  12. Jones PW, Quirk FH, Baveystock CM, Littlejohns P. A self-complete measure of health status for chronic airflow limitation.
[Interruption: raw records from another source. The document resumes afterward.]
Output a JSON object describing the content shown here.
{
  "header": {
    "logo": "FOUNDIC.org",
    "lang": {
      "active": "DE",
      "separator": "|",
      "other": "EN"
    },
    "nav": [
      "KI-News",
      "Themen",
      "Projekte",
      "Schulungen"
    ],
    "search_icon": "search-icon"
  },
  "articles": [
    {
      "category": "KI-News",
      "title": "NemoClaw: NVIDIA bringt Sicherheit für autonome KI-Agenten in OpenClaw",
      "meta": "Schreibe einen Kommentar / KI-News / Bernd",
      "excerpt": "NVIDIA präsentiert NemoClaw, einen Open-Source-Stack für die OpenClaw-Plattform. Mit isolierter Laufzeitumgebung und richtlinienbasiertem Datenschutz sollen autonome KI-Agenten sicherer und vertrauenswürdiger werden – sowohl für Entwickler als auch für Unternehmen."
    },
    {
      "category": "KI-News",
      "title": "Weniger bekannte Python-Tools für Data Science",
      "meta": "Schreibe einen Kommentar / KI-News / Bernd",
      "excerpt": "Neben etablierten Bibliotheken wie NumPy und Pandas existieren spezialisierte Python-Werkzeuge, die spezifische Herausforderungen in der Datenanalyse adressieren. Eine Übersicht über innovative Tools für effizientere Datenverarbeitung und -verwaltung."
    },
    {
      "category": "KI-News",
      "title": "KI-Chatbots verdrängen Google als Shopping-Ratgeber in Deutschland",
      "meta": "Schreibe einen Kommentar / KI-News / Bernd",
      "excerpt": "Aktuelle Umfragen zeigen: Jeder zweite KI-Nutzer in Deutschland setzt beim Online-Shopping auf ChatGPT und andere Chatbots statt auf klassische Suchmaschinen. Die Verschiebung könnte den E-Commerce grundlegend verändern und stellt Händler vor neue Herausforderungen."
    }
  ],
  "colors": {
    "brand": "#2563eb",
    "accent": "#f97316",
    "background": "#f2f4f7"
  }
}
The St. George’s Respiratory Questionnaire. 1992. Am Rev Respir Dis. 145(6):1321-1327.

  13. Uronisa HE, Abernethy AP. Oxygen for relief of dyspnea: what is the evidence? 2008. Current Opin in Support Palliative Care 2(2):89–94.

  14. 14 . Horton R, Rocker G, Currow D. 2010. The dyspnea target: can we zero in on opioid responsiveness in advanced chronic obstructive pulmonary disease?. Current Opin in Support Palliative Care, 4(2), 92-96.

  15. Puntillo K, Nelson JE, Weissman D, Curtis R, Weiss S, et al. Palliative care in the ICU: relief of pain, dyspnea, and thirst—a report from the IPAL-ICU Advisory Board. 2014. Intens Care Med, 40(2), 235-248.

  16. Yates P, Zhao I. Update on complex nonpharmacological interventions for breathlessness. 2012. Current Opin in Support Palliative Care, 6(2), 144-152.